TC: I think going to Hopkins was exactly what I needed and it inevitably changed my life. I mean this. I do not think that I would be where I am now or would’ve even known this position existed without having attended our writing program. Are there things that I would’ve changed or have liked to have seen that wasn’t available when I attended? Of course. But ultimately, what I needed was (1) a community of people who were in similar positions in their lives and careers, (2) information on where to start after I made the declaration, “I want to write,” and (3) access to professionals who were approachable and encouraging. I got all of this and more.
I also think that there is value in knowing what kind of graduate program works for you. I was an older student (in my early 30s at the time I started) with a full-time job, a mortgage, and, very soon after I started, two small children. There was no way I was going to upend my life to go to a MFA program that would require me to quit my job to attend classes and teach, or even a low-residency program that would require me to leave my family for a period of time. The Writing Program at Johns Hopkins gave me the opportunity to learn how to be a better writer while maintaining my life. Attending the program was training for what it would take to be a writer while maintaining my life. In the program, I had to learn how to balance my job and home life while reading and writing and finishing assignments. The skills I learned in being able to maintain that level of responsibility and accountability have helped me transition past graduation and into writing and teaching as part of my professional life. There is no way I would have become this disciplined without going through the program first.
I think anyone who is in a position where they are just starting out at something, should take stock of what they want to achieve. If graduate school fits in with that, then they should think about how they see their lives once they are done with that program, and then try to find one that helps them accomplish that goal.
RL: Will we see more books from Tyrese Coleman? (I hope so!) Are you working on anything now?
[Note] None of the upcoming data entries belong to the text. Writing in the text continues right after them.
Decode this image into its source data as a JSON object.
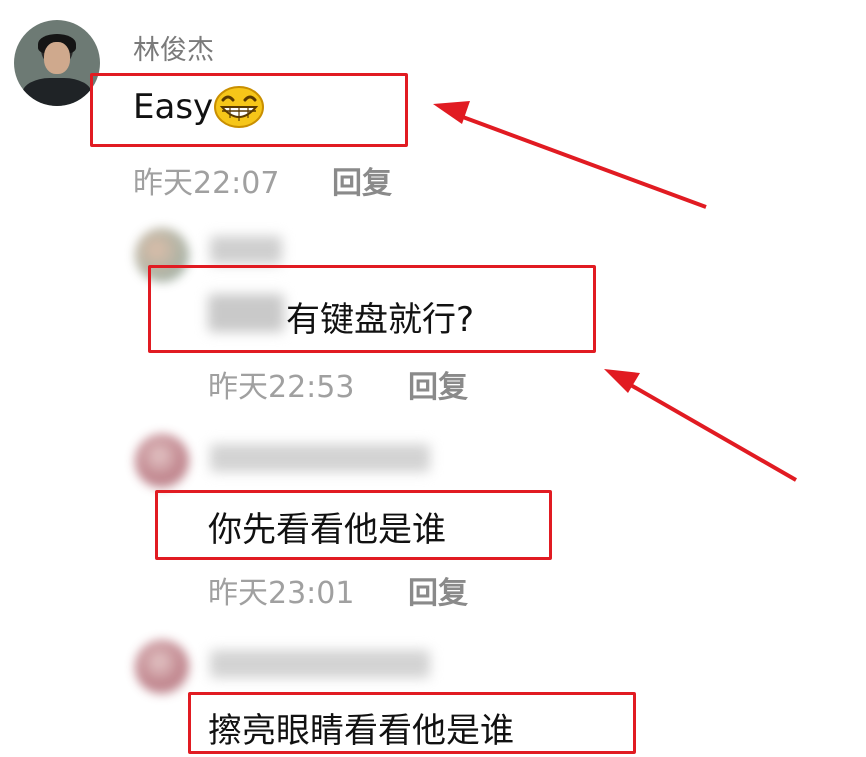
{
  "comments": [
    {
      "username": "林俊杰",
      "message": "Easy",
      "emoji": "grinning-face-emoji",
      "time": "昨天22:07",
      "reply_label": "回复"
    },
    {
      "username_blurred": "",
      "message_blurred_prefix": "",
      "message": "有键盘就行?",
      "time": "昨天22:53",
      "reply_label": "回复"
    },
    {
      "username_blurred": "",
      "message": "你先看看他是谁",
      "time": "昨天23:01",
      "reply_label": "回复"
    },
    {
      "username_blurred": "",
      "message": "擦亮眼睛看看他是谁"
    }
  ],
  "colors": {
    "highlight_box": "#e11b22",
    "arrow": "#e11b22",
    "meta_text": "#a0a0a0",
    "username_text": "#7a7a7a"
  }
}
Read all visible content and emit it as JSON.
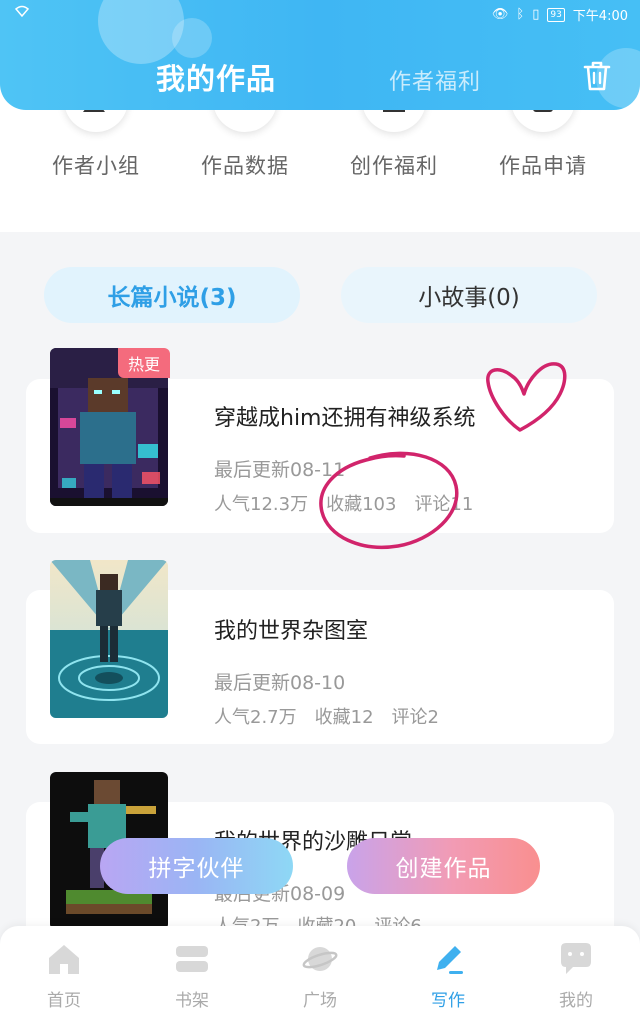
{
  "status_bar": {
    "time": "下午4:00",
    "battery": "93"
  },
  "header": {
    "active_tab": "我的作品",
    "inactive_tab": "作者福利",
    "trash_icon": "trash-icon"
  },
  "categories": [
    {
      "label": "作者小组",
      "icon": "group-icon"
    },
    {
      "label": "作品数据",
      "icon": "layers-icon"
    },
    {
      "label": "创作福利",
      "icon": "gift-icon"
    },
    {
      "label": "作品申请",
      "icon": "document-icon"
    }
  ],
  "tabs": [
    {
      "label": "长篇小说(3)",
      "active": true
    },
    {
      "label": "小故事(0)",
      "active": false
    }
  ],
  "works": [
    {
      "title": "穿越成him还拥有神级系统",
      "updated": "最后更新08-11",
      "popularity": "人气12.3万",
      "favorites": "收藏103",
      "comments": "评论11",
      "badge": "热更"
    },
    {
      "title": "我的世界杂图室",
      "updated": "最后更新08-10",
      "popularity": "人气2.7万",
      "favorites": "收藏12",
      "comments": "评论2"
    },
    {
      "title": "我的世界的沙雕日常",
      "updated": "最后更新08-09",
      "popularity": "人气2万",
      "favorites": "收藏20",
      "comments": "评论6"
    }
  ],
  "floating_buttons": {
    "partner": "拼字伙伴",
    "create": "创建作品"
  },
  "bottom_nav": [
    {
      "label": "首页",
      "icon": "home-icon",
      "active": false
    },
    {
      "label": "书架",
      "icon": "bookshelf-icon",
      "active": false
    },
    {
      "label": "广场",
      "icon": "planet-icon",
      "active": false
    },
    {
      "label": "写作",
      "icon": "pen-icon",
      "active": true
    },
    {
      "label": "我的",
      "icon": "chat-face-icon",
      "active": false
    }
  ],
  "colors": {
    "accent": "#2f9fe6",
    "header": "#3fb6f3",
    "hot_badge": "#f46b7d",
    "annotation": "#d1246b"
  }
}
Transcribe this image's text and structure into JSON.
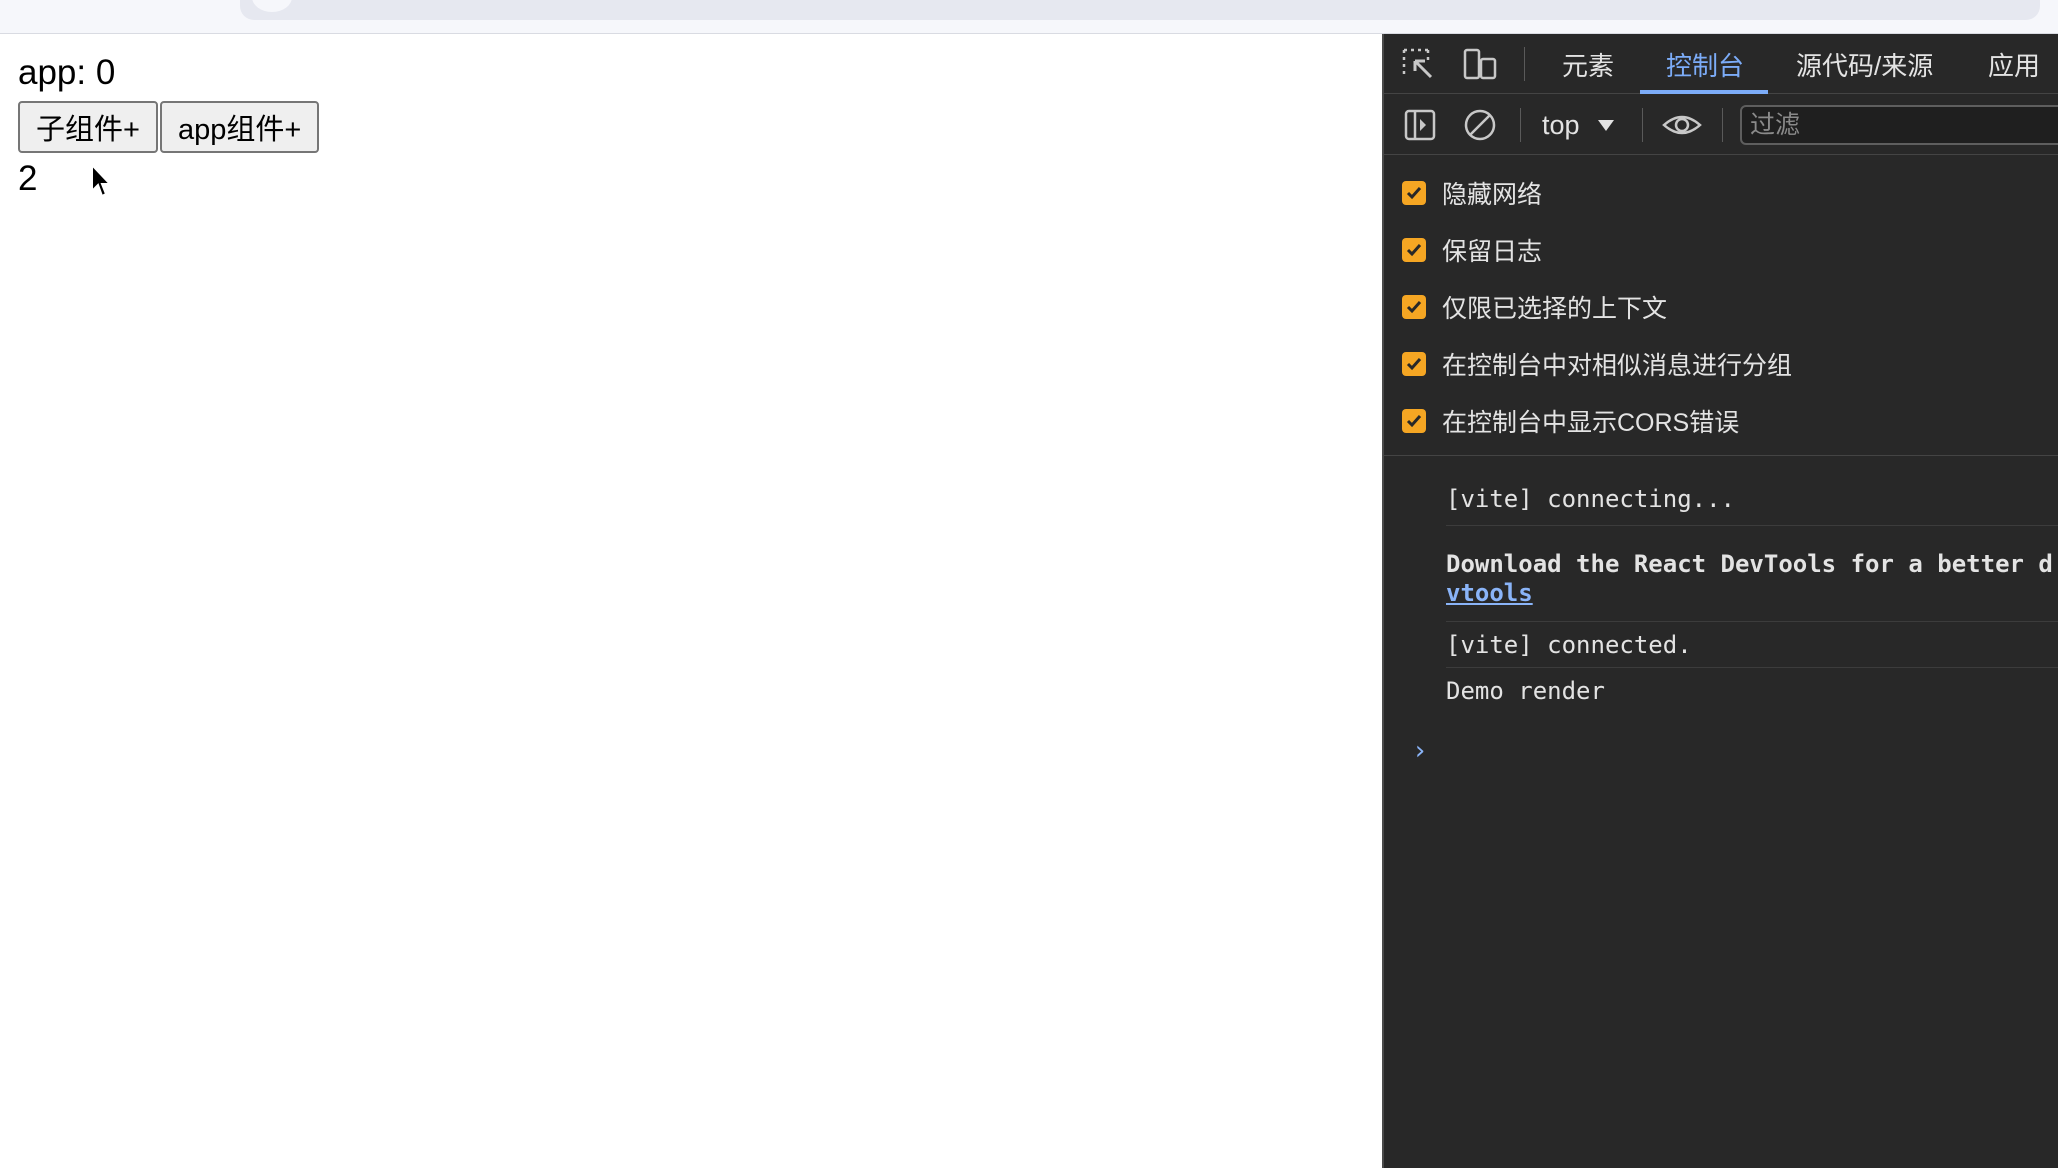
{
  "page": {
    "app_line": "app: 0",
    "buttons": {
      "child": "子组件+",
      "app": "app组件+"
    },
    "count": "2"
  },
  "devtools": {
    "tabs": [
      "元素",
      "控制台",
      "源代码/来源",
      "应用"
    ],
    "active_tab": "控制台",
    "context": "top",
    "filter_placeholder": "过滤",
    "settings": [
      {
        "label": "隐藏网络",
        "checked": true
      },
      {
        "label": "保留日志",
        "checked": true
      },
      {
        "label": "仅限已选择的上下文",
        "checked": true
      },
      {
        "label": "在控制台中对相似消息进行分组",
        "checked": true
      },
      {
        "label": "在控制台中显示CORS错误",
        "checked": true
      }
    ],
    "messages": {
      "m1": "[vite] connecting...",
      "m2_line1": "Download the React DevTools for a better d",
      "m2_link": "vtools",
      "m3": "[vite] connected.",
      "m4": "Demo render"
    },
    "prompt": "›"
  },
  "colors": {
    "accent": "#7cacf8",
    "checkbox": "#f5a623",
    "devtools_bg": "#282828"
  }
}
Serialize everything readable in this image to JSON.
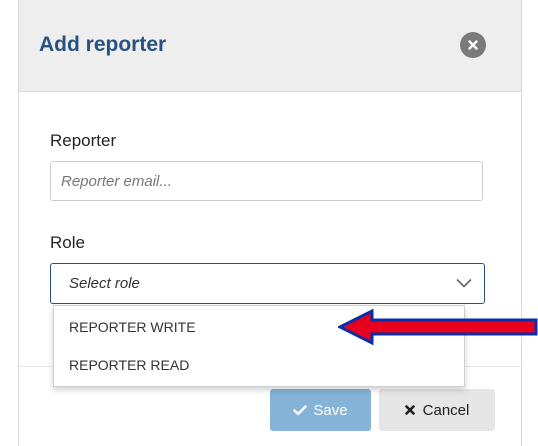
{
  "dialog": {
    "title": "Add reporter",
    "reporter_label": "Reporter",
    "email_placeholder": "Reporter email...",
    "role_label": "Role",
    "role_select_value": "Select role",
    "role_options": [
      "REPORTER WRITE",
      "REPORTER READ"
    ],
    "save_label": "Save",
    "cancel_label": "Cancel"
  },
  "icons": {
    "close": "close-icon",
    "chevron": "chevron-down-icon",
    "save": "check-icon",
    "cancel": "x-icon",
    "pointer": "red-arrow-icon"
  },
  "colors": {
    "title": "#27527f",
    "save_button": "#85b4d8",
    "cancel_button": "#e6e6e6",
    "arrow": "#e8001c"
  }
}
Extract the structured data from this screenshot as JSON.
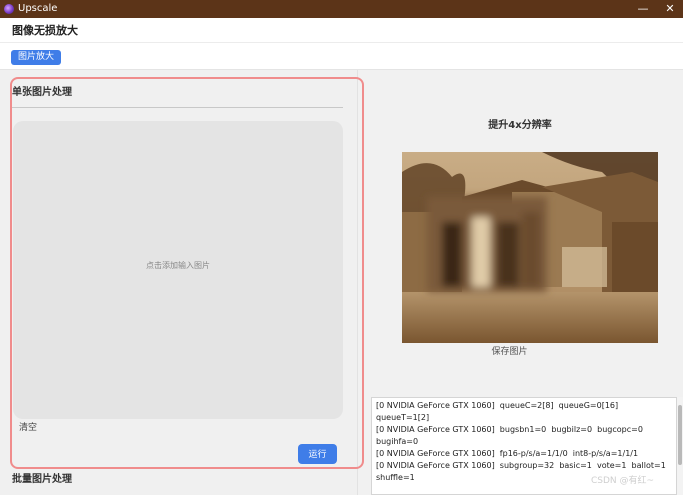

TC: Well, I am working on a book that discusses the experience of black women and the medical profession. Personal stories about being a medical slave that also include the fictional stories of medical slaves.
“How to Sit” is available now from Mason Jar Press and can be ordered here.